> _Task to complete_: Would you please give all the lines below again, exactly as they stand?

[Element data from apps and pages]
--- START ---

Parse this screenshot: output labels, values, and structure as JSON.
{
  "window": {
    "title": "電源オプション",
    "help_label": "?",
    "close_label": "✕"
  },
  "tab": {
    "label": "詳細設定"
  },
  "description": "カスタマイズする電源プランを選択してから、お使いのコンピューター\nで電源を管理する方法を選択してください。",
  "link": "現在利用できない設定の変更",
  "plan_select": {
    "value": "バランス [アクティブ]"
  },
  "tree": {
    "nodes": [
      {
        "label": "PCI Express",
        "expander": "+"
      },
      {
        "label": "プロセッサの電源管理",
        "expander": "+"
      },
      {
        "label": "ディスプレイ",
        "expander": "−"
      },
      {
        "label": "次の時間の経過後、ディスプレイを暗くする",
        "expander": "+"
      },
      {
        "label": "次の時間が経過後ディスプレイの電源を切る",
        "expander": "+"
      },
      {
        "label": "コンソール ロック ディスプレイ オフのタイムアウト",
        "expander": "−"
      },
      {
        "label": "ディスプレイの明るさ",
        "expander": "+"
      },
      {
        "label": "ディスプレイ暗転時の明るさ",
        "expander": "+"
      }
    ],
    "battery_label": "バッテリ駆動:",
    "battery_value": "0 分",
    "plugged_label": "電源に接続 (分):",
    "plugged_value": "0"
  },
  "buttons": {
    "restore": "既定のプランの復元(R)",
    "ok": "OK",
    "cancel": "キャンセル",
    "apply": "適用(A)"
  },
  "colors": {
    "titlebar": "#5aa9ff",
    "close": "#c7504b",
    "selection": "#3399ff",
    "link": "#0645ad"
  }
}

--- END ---

> _Written solution_:
Parse this screenshot: output labels, values, and structure as JSON.
{
  "window": {
    "title": "電源オプション",
    "help_label": "?",
    "close_label": "✕"
  },
  "tab": {
    "label": "詳細設定"
  },
  "description": "カスタマイズする電源プランを選択してから、お使いのコンピューター\nで電源を管理する方法を選択してください。",
  "link": "現在利用できない設定の変更",
  "plan_select": {
    "value": "バランス [アクティブ]"
  },
  "tree": {
    "nodes": [
      {
        "label": "PCI Express",
        "expander": "+"
      },
      {
        "label": "プロセッサの電源管理",
        "expander": "+"
      },
      {
        "label": "ディスプレイ",
        "expander": "−"
      },
      {
        "label": "次の時間の経過後、ディスプレイを暗くする",
        "expander": "+"
      },
      {
        "label": "次の時間が経過後ディスプレイの電源を切る",
        "expander": "+"
      },
      {
        "label": "コンソール ロック ディスプレイ オフのタイムアウト",
        "expander": "−"
      },
      {
        "label": "ディスプレイの明るさ",
        "expander": "+"
      },
      {
        "label": "ディスプレイ暗転時の明るさ",
        "expander": "+"
      }
    ],
    "battery_label": "バッテリ駆動:",
    "battery_value": "0 分",
    "plugged_label": "電源に接続 (分):",
    "plugged_value": "0"
  },
  "buttons": {
    "restore": "既定のプランの復元(R)",
    "ok": "OK",
    "cancel": "キャンセル",
    "apply": "適用(A)"
  },
  "colors": {
    "titlebar": "#5aa9ff",
    "close": "#c7504b",
    "selection": "#3399ff",
    "link": "#0645ad"
  }
}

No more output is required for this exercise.